Rebecca Bromley-Trujillo, Ph.D.

Christopher Newport University

Country: United States (Virginia)

About Me:

Dr. Bromley-Trujillo is an Assistant Professor at Christopher Newport University. She received her B.A. in political science from the University of Texas, San Antonio and M.A. and Ph.D. in political science from Michigan State University. Her research explores state and local climate change policy efforts, the relationship between public opinion and public policy and how science is used in the policy process. Her work appears in a number of journals including the Review of Policy Research, Climatic Change and the Journal of Public Policy, among others. Prior to her appointment at CNU, Dr. Bromley-Trujillo taught as an Assistant Professor at the University of Kentucky.

Research Interests

Environmental Policy

Public Policy

Energy And Climate Policy

State and Local Politics

State Climate Policy


Journal Articles:

(2018) The Importance of Salience: Public Opinion and State Policy Action on Climate Change, Journal of Public Policy

How does the salience of environmental issues influence climate policy adoption in the American states?
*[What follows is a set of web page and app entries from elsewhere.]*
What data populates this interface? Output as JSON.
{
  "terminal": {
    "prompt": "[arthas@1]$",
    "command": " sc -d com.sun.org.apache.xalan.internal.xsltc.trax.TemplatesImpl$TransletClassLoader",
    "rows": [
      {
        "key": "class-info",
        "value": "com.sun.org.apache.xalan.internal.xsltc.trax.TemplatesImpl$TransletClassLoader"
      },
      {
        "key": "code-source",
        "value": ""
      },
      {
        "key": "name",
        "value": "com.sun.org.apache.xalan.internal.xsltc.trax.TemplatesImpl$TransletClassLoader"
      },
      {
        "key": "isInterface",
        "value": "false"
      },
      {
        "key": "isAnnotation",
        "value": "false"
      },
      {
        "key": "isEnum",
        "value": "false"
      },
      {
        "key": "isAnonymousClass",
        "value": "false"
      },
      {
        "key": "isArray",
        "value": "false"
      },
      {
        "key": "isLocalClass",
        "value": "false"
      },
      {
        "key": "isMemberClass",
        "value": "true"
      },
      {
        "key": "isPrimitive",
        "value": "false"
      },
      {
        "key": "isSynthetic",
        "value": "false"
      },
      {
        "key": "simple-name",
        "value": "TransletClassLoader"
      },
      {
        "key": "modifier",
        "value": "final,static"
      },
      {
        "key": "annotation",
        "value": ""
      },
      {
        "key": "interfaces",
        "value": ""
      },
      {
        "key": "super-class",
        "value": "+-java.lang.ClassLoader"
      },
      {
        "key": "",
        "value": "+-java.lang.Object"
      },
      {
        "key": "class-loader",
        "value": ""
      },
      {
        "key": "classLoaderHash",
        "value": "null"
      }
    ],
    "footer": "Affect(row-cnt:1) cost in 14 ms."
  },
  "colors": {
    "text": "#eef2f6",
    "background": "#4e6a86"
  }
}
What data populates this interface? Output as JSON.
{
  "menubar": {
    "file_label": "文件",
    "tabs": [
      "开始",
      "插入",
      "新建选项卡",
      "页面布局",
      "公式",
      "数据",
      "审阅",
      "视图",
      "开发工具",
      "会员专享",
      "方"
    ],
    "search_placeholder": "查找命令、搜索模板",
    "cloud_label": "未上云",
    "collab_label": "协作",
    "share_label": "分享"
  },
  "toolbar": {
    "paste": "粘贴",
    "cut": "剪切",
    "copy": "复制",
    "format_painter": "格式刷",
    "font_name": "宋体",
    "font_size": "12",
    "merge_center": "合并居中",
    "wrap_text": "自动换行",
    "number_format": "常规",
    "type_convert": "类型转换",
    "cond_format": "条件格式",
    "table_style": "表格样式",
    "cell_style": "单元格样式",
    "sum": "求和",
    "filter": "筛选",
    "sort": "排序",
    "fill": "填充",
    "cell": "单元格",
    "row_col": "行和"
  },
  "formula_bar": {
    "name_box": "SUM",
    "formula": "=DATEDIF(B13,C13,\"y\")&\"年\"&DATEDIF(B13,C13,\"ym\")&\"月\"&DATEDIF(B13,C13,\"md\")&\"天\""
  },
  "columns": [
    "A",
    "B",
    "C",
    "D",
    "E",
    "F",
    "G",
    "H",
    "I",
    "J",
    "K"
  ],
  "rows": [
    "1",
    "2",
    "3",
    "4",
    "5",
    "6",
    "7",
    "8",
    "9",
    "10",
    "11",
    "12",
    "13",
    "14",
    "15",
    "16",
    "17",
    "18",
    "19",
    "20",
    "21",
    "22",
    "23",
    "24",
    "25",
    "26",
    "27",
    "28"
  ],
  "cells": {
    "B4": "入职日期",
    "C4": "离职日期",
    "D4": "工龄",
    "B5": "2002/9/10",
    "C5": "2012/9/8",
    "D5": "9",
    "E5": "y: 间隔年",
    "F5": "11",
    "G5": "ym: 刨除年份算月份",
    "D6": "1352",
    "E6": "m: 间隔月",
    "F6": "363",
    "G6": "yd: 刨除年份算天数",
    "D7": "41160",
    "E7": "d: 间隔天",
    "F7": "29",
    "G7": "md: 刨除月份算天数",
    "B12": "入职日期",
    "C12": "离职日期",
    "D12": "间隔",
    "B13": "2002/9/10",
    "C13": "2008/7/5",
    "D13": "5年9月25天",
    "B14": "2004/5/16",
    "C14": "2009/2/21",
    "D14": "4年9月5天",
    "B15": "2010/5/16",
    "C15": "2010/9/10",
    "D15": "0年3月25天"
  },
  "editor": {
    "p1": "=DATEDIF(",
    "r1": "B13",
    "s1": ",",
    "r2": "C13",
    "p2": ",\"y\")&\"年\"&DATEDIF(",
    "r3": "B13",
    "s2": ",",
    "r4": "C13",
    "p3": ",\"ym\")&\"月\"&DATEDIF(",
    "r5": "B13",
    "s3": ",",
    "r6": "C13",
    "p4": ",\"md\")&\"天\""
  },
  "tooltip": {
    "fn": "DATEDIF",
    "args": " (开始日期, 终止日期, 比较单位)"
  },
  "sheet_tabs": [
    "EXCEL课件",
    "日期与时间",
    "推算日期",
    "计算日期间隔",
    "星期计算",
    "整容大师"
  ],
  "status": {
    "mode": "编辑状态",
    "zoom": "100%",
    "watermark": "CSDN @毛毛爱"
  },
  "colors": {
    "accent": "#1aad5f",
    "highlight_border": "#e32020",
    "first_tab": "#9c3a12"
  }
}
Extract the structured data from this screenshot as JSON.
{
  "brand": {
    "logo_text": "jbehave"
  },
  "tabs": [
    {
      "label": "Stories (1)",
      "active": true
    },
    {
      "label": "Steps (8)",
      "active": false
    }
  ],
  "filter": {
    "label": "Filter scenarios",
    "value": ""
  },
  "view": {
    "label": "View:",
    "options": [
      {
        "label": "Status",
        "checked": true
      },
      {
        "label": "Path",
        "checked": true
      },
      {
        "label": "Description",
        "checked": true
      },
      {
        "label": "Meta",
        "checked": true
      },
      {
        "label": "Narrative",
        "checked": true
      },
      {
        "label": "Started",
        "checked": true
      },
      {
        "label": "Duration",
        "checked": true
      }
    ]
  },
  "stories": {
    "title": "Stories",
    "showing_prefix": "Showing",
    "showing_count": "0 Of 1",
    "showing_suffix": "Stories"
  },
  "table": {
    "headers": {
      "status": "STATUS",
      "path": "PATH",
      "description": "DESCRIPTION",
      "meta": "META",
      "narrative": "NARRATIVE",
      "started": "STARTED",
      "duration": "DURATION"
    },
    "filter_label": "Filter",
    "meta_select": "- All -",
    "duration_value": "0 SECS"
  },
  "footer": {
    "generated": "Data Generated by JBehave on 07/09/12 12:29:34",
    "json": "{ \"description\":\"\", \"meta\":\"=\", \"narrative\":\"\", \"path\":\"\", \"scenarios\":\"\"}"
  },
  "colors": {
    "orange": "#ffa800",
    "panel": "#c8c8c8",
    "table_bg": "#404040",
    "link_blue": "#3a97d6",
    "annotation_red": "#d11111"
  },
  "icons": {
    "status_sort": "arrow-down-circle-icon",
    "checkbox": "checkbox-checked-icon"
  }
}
This article considers how two aspects of public salience, issue problem status and issue attention, work with environmental interest group membership to influence climate policy adoption in the American states. We contribute to the theoretical development of issue salience and offer alternative measures that capture differences in salience across subnational units. We find evidence that states where climate change is perceived to be a problem, and where attention to environmental issues is high, are more likely to adopt relevant policies. Furthermore, states with Republican majorities in either legislative chamber are less likely to adopt climate policies. Our findings have implications for the impact of salience on the policy process.

Media Appearances:

Newspaper Quotes:

(2018) National Geographic

Contributed to an article on how the issue of climate change faired in the midterm elections

Blog Posts:

(2017) Monkey Cage, Washington Post

Blog post on how states and cities may respond to a lack of federal action on climate change.